The following are the new 2023 deductible limits per individual (2022 limits in brackets):
|Attained Age Before Close of Taxable Year||2023 Eligible Premium vs. (2022)|
|40 or less||$480 ($450)|
|More than 40 but not more than 50||$890 ($850)|
|More than 50 but not more than 60||$1,790 ($1,6,90)|
|More than 60 but not more than 70||$4,770 ($4,510)|
|More than 70||$5,960 ($5,640)|
Example: Julie who is age 61, owns her own business. Her long-term care insurance premium is $3,000 annually ($250 per month in premium). Based on the deduction chart, she is eligible to deduct up to $4,770. Which means that she can deduct her entire $3,000 annual premium amount. If Julie were only 42, she could only deduct $480 for the 2023 tax year.
This deduction is generally for traditional Long-Term Care Insurance policies. Most alternative policies, such as Extended Care (AKA Short-Term Care) plans do not qualify for a tax deduction unless the contract is specifically “tax-qualified”. If you purchase a “Hybrid” plan where a portion of the Hybrid LTC plan’s premium is paid separately, then you may be able to deduct the LTC portion of the Hybrid plan.
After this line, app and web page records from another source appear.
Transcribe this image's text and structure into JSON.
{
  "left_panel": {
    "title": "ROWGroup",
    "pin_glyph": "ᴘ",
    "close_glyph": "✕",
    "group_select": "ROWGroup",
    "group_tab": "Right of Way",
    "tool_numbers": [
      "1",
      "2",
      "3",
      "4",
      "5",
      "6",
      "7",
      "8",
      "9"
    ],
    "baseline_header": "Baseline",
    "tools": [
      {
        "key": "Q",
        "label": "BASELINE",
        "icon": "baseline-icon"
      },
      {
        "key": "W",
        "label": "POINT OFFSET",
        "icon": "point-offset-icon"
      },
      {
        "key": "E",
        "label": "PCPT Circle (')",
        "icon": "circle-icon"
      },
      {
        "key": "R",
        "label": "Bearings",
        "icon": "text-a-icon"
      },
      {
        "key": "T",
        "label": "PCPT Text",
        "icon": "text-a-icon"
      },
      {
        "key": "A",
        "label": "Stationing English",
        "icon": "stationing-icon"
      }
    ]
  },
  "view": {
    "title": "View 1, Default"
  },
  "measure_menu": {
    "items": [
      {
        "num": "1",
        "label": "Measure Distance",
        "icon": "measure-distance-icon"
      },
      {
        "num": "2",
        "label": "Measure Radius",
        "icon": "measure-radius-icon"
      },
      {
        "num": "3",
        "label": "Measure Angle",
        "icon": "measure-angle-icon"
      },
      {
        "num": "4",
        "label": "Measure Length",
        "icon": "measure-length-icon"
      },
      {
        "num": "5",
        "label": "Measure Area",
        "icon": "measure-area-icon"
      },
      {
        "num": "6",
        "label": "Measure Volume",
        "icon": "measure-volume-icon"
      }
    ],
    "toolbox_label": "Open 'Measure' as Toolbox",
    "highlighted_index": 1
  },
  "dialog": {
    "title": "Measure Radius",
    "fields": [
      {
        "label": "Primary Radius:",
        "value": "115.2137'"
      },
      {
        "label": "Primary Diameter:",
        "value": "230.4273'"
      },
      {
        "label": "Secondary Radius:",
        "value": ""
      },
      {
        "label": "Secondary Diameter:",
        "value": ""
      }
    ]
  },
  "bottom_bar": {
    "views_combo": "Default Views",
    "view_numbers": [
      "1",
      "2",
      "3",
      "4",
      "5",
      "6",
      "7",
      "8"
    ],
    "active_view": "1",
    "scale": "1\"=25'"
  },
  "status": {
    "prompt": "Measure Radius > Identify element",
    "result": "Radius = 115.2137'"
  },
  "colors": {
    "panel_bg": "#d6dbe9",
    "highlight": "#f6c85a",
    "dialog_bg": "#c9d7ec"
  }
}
Life Insurance is not tax deductible.
We recommend consulting with your CPA regarding your personal tax situation and deductions for LTC premiums.
We offer various insurance products to help you with your insurance needs.